Greg was the DJ on the ship and I actually met him a year and a half ago on my cruise to South America and Antarctica and so it was really fun to see him again and hang out a bit during the different events.

Paul and Vicki were members of my fabulous trivia team 'All In'. Everyone hated us by the end because we usually won. Sometimes they'd boo when we'd come in. But we figured we were just giving them some good competition. I'm not so great at trivia, but I love getting to know people on my team. Once again, a unique way to get to know others.

Some of the other things we did whilst aboard the ship included: cooking classes, playing bingo, the Olympics, dancing, trivia, eating, playing yahtzee, game shows, karaoke, reading, walking on the deck and much more. So great!

Next stop is Japan!

Thursday, May 19, 2011

Shanghai, Serenade, Silk

China! A country I would return to solely to see the Great Wall of China. Being in Shanghai for two days was an experience and it was interesting to see the culture, meet people and enjoy some amazing dimsum (so good!). I love the Chinese architecture when it is used, hated the smog that seemed to always be hovering, loved the bright reds of the maples and the watertown we went to.

The contrast of colours in trees was fantastic. So pretty!

We were told by a few different people that this man was a philosopher, or a doctor, or a teacher... not really sure who he was in the end, but I snapped a photo of him nonetheless.

In the pharmacy, you could see the different bottles resting.. Some had snakes in them and others had things that I'm not sure about.

The women were absolutely amazing at preparing the local food. The way the wrapped them with three different pieces of twine was incredible. I think I would have finished making one in the time she made twenty.


We went to a watertown that I could not pronounce or recall for the life of me. But it started with a zed.

Woman washing her clothes in the water.

I don't know why I thought this sign was funny. Perhaps because I would not want to play in that water under any circumstance.

Took a little boat ride through the canals. Very cool to see how they live. Felt a bit like I was in Venice. Except my boat steerer/driver kept hoarking. That's kind of like serenading, right?

This is their main bridge in town and I love it. There's something about it that just captures your attention.

Stopped at a silkworm factory on the way back to the ship. Fascinating! So crazy how those little worms make silk that turns into amazing blankets.
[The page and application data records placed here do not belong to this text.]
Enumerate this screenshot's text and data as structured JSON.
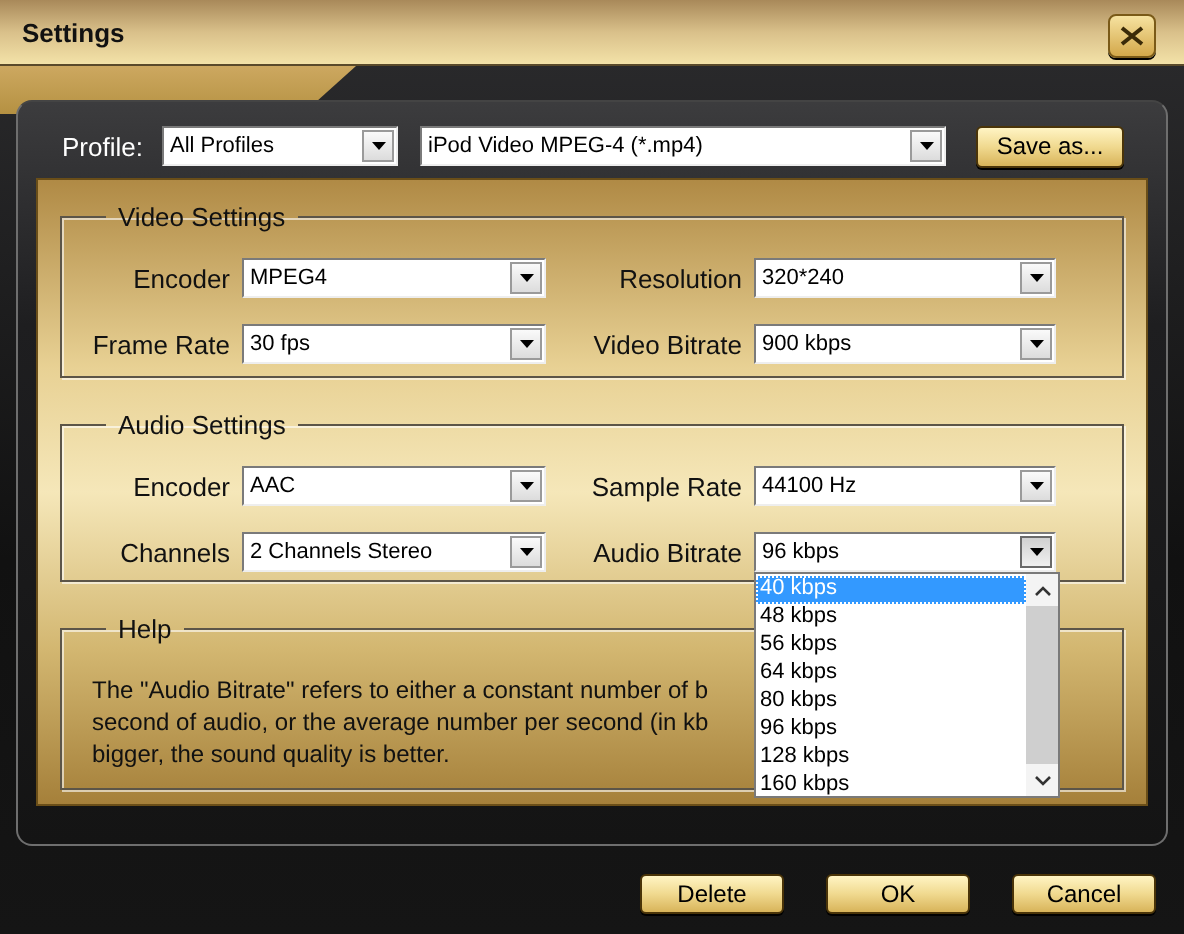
{
  "window": {
    "title": "Settings"
  },
  "profile": {
    "label": "Profile:",
    "category": "All Profiles",
    "preset": "iPod Video MPEG-4 (*.mp4)",
    "save_button": "Save as..."
  },
  "sections": [
    {
      "title": "Video Settings",
      "fields": [
        {
          "label": "Encoder",
          "value": "MPEG4",
          "expanded": false
        },
        {
          "label": "Resolution",
          "value": "320*240",
          "expanded": false
        },
        {
          "label": "Frame Rate",
          "value": "30 fps",
          "expanded": false
        },
        {
          "label": "Video Bitrate",
          "value": "900 kbps",
          "expanded": false
        }
      ]
    },
    {
      "title": "Audio Settings",
      "fields": [
        {
          "label": "Encoder",
          "value": "AAC",
          "expanded": false
        },
        {
          "label": "Sample Rate",
          "value": "44100 Hz",
          "expanded": false
        },
        {
          "label": "Channels",
          "value": "2 Channels Stereo",
          "expanded": false
        },
        {
          "label": "Audio Bitrate",
          "value": "96 kbps",
          "expanded": true,
          "options": [
            {
              "label": "40 kbps",
              "highlighted": true
            },
            {
              "label": "48 kbps",
              "highlighted": false
            },
            {
              "label": "56 kbps",
              "highlighted": false
            },
            {
              "label": "64 kbps",
              "highlighted": false
            },
            {
              "label": "80 kbps",
              "highlighted": false
            },
            {
              "label": "96 kbps",
              "highlighted": false
            },
            {
              "label": "128 kbps",
              "highlighted": false
            },
            {
              "label": "160 kbps",
              "highlighted": false
            }
          ]
        }
      ]
    }
  ],
  "help": {
    "title": "Help",
    "lines": [
      "The \"Audio Bitrate\" refers to either a constant number of b",
      "second of audio, or the average number per second (in kb",
      "bigger, the sound quality is better."
    ]
  },
  "buttons": [
    "Delete",
    "OK",
    "Cancel"
  ]
}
I did get myself some sheets. I figure I will have a new sized bed in Quebec and should probably have some sheets to go with it.

The lights at night in Shanghai were also quite impressive.

In Shanghai, we celebrated Mark's birthday at Pub Trivia. Mark and Cathy were two of the people on my Pub Trivia team. I suck at trivia, but love getting to know people while playing trivia!

Part of me just wanted to stay on the boat deck and watch the lights all night long. And then they turned them off at 10pm so I couldn't.

The next day my mom and I sought out one of the best known dim sum places in Shanghai (according to a woman we met who spoke English). It took us an incredibly long time to find, but the food and the experience were both magnificent! So tasty! And they did in fact bring us English instruction sheets. Guess we looked confused. haha

Forget the name of this street, but it had crazy shopping everywhere. We went in a department store where they had the most massive floor of shoes you've ever seen. Shoes everywhere. My favorite was when an irate Chinese man started yelling as loud as he could and throwing shoes everywhere. No idea what he was yelling, but everyone was standing around him just watching, so I figured it was okay.

And thus concludes Shanghai. Next stop: Nagasaki, Japan